▶ _Task directions_
Could you write out the records below exactly, without omitting a line?

▶ _Information given_
____

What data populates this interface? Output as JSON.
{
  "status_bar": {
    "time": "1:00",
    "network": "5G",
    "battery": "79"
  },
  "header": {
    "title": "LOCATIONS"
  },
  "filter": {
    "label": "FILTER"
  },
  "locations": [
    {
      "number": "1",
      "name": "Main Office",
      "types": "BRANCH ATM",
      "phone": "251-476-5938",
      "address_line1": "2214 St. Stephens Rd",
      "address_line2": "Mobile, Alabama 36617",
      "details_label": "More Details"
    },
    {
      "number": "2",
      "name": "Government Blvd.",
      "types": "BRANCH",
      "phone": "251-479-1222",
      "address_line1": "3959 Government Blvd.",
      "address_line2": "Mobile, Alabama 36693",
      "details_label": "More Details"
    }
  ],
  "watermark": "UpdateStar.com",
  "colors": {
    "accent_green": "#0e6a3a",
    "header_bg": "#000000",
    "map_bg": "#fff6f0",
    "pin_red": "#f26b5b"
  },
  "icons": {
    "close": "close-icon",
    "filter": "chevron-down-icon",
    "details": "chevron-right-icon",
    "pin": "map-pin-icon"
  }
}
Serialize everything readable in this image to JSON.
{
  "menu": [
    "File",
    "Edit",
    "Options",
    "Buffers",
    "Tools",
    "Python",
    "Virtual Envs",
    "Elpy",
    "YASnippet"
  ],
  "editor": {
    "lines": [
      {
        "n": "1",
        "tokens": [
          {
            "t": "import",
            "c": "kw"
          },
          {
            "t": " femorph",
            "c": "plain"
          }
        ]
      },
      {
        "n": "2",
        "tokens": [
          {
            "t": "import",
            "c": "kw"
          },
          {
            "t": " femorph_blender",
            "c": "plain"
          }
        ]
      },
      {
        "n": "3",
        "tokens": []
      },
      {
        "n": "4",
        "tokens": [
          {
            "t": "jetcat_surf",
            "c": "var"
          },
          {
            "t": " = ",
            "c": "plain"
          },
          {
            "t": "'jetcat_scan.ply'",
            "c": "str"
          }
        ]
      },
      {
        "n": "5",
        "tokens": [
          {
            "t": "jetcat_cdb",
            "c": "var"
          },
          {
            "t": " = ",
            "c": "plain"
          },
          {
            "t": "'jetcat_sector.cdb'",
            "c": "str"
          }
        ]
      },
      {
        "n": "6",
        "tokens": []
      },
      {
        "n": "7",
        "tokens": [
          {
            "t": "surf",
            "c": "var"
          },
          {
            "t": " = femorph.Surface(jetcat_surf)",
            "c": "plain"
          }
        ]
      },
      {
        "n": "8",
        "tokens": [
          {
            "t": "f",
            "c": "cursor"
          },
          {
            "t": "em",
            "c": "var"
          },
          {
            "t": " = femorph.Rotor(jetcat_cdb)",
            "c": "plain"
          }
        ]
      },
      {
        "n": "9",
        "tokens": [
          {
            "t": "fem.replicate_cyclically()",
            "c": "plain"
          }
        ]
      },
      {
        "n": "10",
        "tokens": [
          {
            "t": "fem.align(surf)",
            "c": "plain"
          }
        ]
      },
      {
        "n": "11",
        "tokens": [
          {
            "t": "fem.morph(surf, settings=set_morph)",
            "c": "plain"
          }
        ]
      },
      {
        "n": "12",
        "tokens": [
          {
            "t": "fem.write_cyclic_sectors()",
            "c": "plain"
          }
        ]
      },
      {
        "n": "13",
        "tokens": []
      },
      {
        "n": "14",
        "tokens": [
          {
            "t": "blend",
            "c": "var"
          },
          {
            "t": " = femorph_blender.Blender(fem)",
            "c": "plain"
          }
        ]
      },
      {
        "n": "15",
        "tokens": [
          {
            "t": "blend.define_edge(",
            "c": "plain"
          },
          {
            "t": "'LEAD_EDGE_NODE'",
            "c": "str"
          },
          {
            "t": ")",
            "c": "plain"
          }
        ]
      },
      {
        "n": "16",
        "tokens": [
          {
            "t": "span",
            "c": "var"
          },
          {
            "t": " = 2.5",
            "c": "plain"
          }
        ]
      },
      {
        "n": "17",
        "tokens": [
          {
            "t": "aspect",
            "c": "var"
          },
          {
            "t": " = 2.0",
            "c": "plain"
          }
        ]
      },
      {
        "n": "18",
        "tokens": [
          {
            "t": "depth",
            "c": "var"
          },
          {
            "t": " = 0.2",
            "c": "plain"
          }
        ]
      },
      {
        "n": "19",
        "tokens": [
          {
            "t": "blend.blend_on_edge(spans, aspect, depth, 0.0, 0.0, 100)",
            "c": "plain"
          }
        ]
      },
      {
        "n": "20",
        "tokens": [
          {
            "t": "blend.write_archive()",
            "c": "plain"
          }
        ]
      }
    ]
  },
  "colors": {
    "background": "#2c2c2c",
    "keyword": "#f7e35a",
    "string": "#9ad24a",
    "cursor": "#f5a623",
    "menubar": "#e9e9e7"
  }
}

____

▶ _Solution_
What data populates this interface? Output as JSON.
{
  "status_bar": {
    "time": "1:00",
    "network": "5G",
    "battery": "79"
  },
  "header": {
    "title": "LOCATIONS"
  },
  "filter": {
    "label": "FILTER"
  },
  "locations": [
    {
      "number": "1",
      "name": "Main Office",
      "types": "BRANCH ATM",
      "phone": "251-476-5938",
      "address_line1": "2214 St. Stephens Rd",
      "address_line2": "Mobile, Alabama 36617",
      "details_label": "More Details"
    },
    {
      "number": "2",
      "name": "Government Blvd.",
      "types": "BRANCH",
      "phone": "251-479-1222",
      "address_line1": "3959 Government Blvd.",
      "address_line2": "Mobile, Alabama 36693",
      "details_label": "More Details"
    }
  ],
  "watermark": "UpdateStar.com",
  "colors": {
    "accent_green": "#0e6a3a",
    "header_bg": "#000000",
    "map_bg": "#fff6f0",
    "pin_red": "#f26b5b"
  },
  "icons": {
    "close": "close-icon",
    "filter": "chevron-down-icon",
    "details": "chevron-right-icon",
    "pin": "map-pin-icon"
  }
}
Serialize everything readable in this image to JSON.
{
  "menu": [
    "File",
    "Edit",
    "Options",
    "Buffers",
    "Tools",
    "Python",
    "Virtual Envs",
    "Elpy",
    "YASnippet"
  ],
  "editor": {
    "lines": [
      {
        "n": "1",
        "tokens": [
          {
            "t": "import",
            "c": "kw"
          },
          {
            "t": " femorph",
            "c": "plain"
          }
        ]
      },
      {
        "n": "2",
        "tokens": [
          {
            "t": "import",
            "c": "kw"
          },
          {
            "t": " femorph_blender",
            "c": "plain"
          }
        ]
      },
      {
        "n": "3",
        "tokens": []
      },
      {
        "n": "4",
        "tokens": [
          {
            "t": "jetcat_surf",
            "c": "var"
          },
          {
            "t": " = ",
            "c": "plain"
          },
          {
            "t": "'jetcat_scan.ply'",
            "c": "str"
          }
        ]
      },
      {
        "n": "5",
        "tokens": [
          {
            "t": "jetcat_cdb",
            "c": "var"
          },
          {
            "t": " = ",
            "c": "plain"
          },
          {
            "t": "'jetcat_sector.cdb'",
            "c": "str"
          }
        ]
      },
      {
        "n": "6",
        "tokens": []
      },
      {
        "n": "7",
        "tokens": [
          {
            "t": "surf",
            "c": "var"
          },
          {
            "t": " = femorph.Surface(jetcat_surf)",
            "c": "plain"
          }
        ]
      },
      {
        "n": "8",
        "tokens": [
          {
            "t": "f",
            "c": "cursor"
          },
          {
            "t": "em",
            "c": "var"
          },
          {
            "t": " = femorph.Rotor(jetcat_cdb)",
            "c": "plain"
          }
        ]
      },
      {
        "n": "9",
        "tokens": [
          {
            "t": "fem.replicate_cyclically()",
            "c": "plain"
          }
        ]
      },
      {
        "n": "10",
        "tokens": [
          {
            "t": "fem.align(surf)",
            "c": "plain"
          }
        ]
      },
      {
        "n": "11",
        "tokens": [
          {
            "t": "fem.morph(surf, settings=set_morph)",
            "c": "plain"
          }
        ]
      },
      {
        "n": "12",
        "tokens": [
          {
            "t": "fem.write_cyclic_sectors()",
            "c": "plain"
          }
        ]
      },
      {
        "n": "13",
        "tokens": []
      },
      {
        "n": "14",
        "tokens": [
          {
            "t": "blend",
            "c": "var"
          },
          {
            "t": " = femorph_blender.Blender(fem)",
            "c": "plain"
          }
        ]
      },
      {
        "n": "15",
        "tokens": [
          {
            "t": "blend.define_edge(",
            "c": "plain"
          },
          {
            "t": "'LEAD_EDGE_NODE'",
            "c": "str"
          },
          {
            "t": ")",
            "c": "plain"
          }
        ]
      },
      {
        "n": "16",
        "tokens": [
          {
            "t": "span",
            "c": "var"
          },
          {
            "t": " = 2.5",
            "c": "plain"
          }
        ]
      },
      {
        "n": "17",
        "tokens": [
          {
            "t": "aspect",
            "c": "var"
          },
          {
            "t": " = 2.0",
            "c": "plain"
          }
        ]
      },
      {
        "n": "18",
        "tokens": [
          {
            "t": "depth",
            "c": "var"
          },
          {
            "t": " = 0.2",
            "c": "plain"
          }
        ]
      },
      {
        "n": "19",
        "tokens": [
          {
            "t": "blend.blend_on_edge(spans, aspect, depth, 0.0, 0.0, 100)",
            "c": "plain"
          }
        ]
      },
      {
        "n": "20",
        "tokens": [
          {
            "t": "blend.write_archive()",
            "c": "plain"
          }
        ]
      }
    ]
  },
  "colors": {
    "background": "#2c2c2c",
    "keyword": "#f7e35a",
    "string": "#9ad24a",
    "cursor": "#f5a623",
    "menubar": "#e9e9e7"
  }
}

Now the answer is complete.